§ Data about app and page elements
*** Block opens ***

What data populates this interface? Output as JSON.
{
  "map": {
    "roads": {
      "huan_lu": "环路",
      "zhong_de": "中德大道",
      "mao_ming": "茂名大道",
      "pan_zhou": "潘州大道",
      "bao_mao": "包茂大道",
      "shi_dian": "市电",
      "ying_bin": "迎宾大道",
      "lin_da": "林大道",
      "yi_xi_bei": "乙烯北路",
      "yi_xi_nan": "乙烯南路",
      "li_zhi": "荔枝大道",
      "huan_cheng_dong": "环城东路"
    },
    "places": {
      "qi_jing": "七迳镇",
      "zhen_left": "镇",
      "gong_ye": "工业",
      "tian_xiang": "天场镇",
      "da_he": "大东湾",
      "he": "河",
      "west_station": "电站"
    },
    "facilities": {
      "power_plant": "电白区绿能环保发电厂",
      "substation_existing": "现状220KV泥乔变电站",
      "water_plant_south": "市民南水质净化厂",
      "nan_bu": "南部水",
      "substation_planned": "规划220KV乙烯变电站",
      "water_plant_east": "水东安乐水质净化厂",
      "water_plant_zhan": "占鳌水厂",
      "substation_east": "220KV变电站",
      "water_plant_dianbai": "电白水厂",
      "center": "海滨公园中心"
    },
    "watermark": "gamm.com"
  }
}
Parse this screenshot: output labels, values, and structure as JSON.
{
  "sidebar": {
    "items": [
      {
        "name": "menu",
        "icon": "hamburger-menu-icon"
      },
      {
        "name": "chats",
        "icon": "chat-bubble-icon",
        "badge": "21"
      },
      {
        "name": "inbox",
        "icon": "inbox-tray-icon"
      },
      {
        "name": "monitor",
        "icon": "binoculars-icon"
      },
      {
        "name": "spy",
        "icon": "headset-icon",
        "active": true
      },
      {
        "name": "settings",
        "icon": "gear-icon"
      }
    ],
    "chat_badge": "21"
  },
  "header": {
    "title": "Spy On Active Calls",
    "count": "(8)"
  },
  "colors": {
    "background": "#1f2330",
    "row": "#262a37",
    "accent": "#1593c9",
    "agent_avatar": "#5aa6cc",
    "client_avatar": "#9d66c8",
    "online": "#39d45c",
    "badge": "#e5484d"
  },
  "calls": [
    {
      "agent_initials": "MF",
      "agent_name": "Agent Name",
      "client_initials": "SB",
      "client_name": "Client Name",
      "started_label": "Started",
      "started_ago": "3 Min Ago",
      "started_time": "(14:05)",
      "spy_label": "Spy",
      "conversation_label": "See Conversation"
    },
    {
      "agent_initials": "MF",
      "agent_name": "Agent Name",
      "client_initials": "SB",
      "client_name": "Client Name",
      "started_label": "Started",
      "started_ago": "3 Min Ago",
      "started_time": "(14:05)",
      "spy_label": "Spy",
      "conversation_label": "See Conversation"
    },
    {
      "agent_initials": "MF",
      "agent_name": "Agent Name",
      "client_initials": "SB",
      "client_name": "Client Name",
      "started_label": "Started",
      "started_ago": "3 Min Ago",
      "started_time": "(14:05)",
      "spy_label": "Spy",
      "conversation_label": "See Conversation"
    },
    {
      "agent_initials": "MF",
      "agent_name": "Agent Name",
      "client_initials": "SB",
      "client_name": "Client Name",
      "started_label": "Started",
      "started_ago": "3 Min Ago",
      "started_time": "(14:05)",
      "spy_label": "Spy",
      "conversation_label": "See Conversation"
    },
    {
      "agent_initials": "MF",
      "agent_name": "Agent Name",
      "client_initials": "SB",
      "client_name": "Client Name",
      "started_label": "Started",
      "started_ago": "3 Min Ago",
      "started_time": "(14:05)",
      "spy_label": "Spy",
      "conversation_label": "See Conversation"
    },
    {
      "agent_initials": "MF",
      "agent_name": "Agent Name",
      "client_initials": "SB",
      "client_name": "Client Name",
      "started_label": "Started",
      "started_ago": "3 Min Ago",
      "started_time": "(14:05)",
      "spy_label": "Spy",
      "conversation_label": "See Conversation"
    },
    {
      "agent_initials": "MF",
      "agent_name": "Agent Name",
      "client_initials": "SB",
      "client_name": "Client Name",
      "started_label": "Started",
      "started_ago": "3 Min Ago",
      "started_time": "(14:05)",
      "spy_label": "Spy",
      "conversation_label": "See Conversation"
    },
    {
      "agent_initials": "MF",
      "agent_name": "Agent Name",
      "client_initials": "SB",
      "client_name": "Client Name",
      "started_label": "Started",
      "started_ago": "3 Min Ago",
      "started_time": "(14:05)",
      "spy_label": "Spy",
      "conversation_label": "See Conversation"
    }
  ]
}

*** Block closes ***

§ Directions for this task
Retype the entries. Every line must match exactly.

§ Answer to this task
What data populates this interface? Output as JSON.
{
  "map": {
    "roads": {
      "huan_lu": "环路",
      "zhong_de": "中德大道",
      "mao_ming": "茂名大道",
      "pan_zhou": "潘州大道",
      "bao_mao": "包茂大道",
      "shi_dian": "市电",
      "ying_bin": "迎宾大道",
      "lin_da": "林大道",
      "yi_xi_bei": "乙烯北路",
      "yi_xi_nan": "乙烯南路",
      "li_zhi": "荔枝大道",
      "huan_cheng_dong": "环城东路"
    },
    "places": {
      "qi_jing": "七迳镇",
      "zhen_left": "镇",
      "gong_ye": "工业",
      "tian_xiang": "天场镇",
      "da_he": "大东湾",
      "he": "河",
      "west_station": "电站"
    },
    "facilities": {
      "power_plant": "电白区绿能环保发电厂",
      "substation_existing": "现状220KV泥乔变电站",
      "water_plant_south": "市民南水质净化厂",
      "nan_bu": "南部水",
      "substation_planned": "规划220KV乙烯变电站",
      "water_plant_east": "水东安乐水质净化厂",
      "water_plant_zhan": "占鳌水厂",
      "substation_east": "220KV变电站",
      "water_plant_dianbai": "电白水厂",
      "center": "海滨公园中心"
    },
    "watermark": "gamm.com"
  }
}
Parse this screenshot: output labels, values, and structure as JSON.
{
  "sidebar": {
    "items": [
      {
        "name": "menu",
        "icon": "hamburger-menu-icon"
      },
      {
        "name": "chats",
        "icon": "chat-bubble-icon",
        "badge": "21"
      },
      {
        "name": "inbox",
        "icon": "inbox-tray-icon"
      },
      {
        "name": "monitor",
        "icon": "binoculars-icon"
      },
      {
        "name": "spy",
        "icon": "headset-icon",
        "active": true
      },
      {
        "name": "settings",
        "icon": "gear-icon"
      }
    ],
    "chat_badge": "21"
  },
  "header": {
    "title": "Spy On Active Calls",
    "count": "(8)"
  },
  "colors": {
    "background": "#1f2330",
    "row": "#262a37",
    "accent": "#1593c9",
    "agent_avatar": "#5aa6cc",
    "client_avatar": "#9d66c8",
    "online": "#39d45c",
    "badge": "#e5484d"
  },
  "calls": [
    {
      "agent_initials": "MF",
      "agent_name": "Agent Name",
      "client_initials": "SB",
      "client_name": "Client Name",
      "started_label": "Started",
      "started_ago": "3 Min Ago",
      "started_time": "(14:05)",
      "spy_label": "Spy",
      "conversation_label": "See Conversation"
    },
    {
      "agent_initials": "MF",
      "agent_name": "Agent Name",
      "client_initials": "SB",
      "client_name": "Client Name",
      "started_label": "Started",
      "started_ago": "3 Min Ago",
      "started_time": "(14:05)",
      "spy_label": "Spy",
      "conversation_label": "See Conversation"
    },
    {
      "agent_initials": "MF",
      "agent_name": "Agent Name",
      "client_initials": "SB",
      "client_name": "Client Name",
      "started_label": "Started",
      "started_ago": "3 Min Ago",
      "started_time": "(14:05)",
      "spy_label": "Spy",
      "conversation_label": "See Conversation"
    },
    {
      "agent_initials": "MF",
      "agent_name": "Agent Name",
      "client_initials": "SB",
      "client_name": "Client Name",
      "started_label": "Started",
      "started_ago": "3 Min Ago",
      "started_time": "(14:05)",
      "spy_label": "Spy",
      "conversation_label": "See Conversation"
    },
    {
      "agent_initials": "MF",
      "agent_name": "Agent Name",
      "client_initials": "SB",
      "client_name": "Client Name",
      "started_label": "Started",
      "started_ago": "3 Min Ago",
      "started_time": "(14:05)",
      "spy_label": "Spy",
      "conversation_label": "See Conversation"
    },
    {
      "agent_initials": "MF",
      "agent_name": "Agent Name",
      "client_initials": "SB",
      "client_name": "Client Name",
      "started_label": "Started",
      "started_ago": "3 Min Ago",
      "started_time": "(14:05)",
      "spy_label": "Spy",
      "conversation_label": "See Conversation"
    },
    {
      "agent_initials": "MF",
      "agent_name": "Agent Name",
      "client_initials": "SB",
      "client_name": "Client Name",
      "started_label": "Started",
      "started_ago": "3 Min Ago",
      "started_time": "(14:05)",
      "spy_label": "Spy",
      "conversation_label": "See Conversation"
    },
    {
      "agent_initials": "MF",
      "agent_name": "Agent Name",
      "client_initials": "SB",
      "client_name": "Client Name",
      "started_label": "Started",
      "started_ago": "3 Min Ago",
      "started_time": "(14:05)",
      "spy_label": "Spy",
      "conversation_label": "See Conversation"
    }
  ]
}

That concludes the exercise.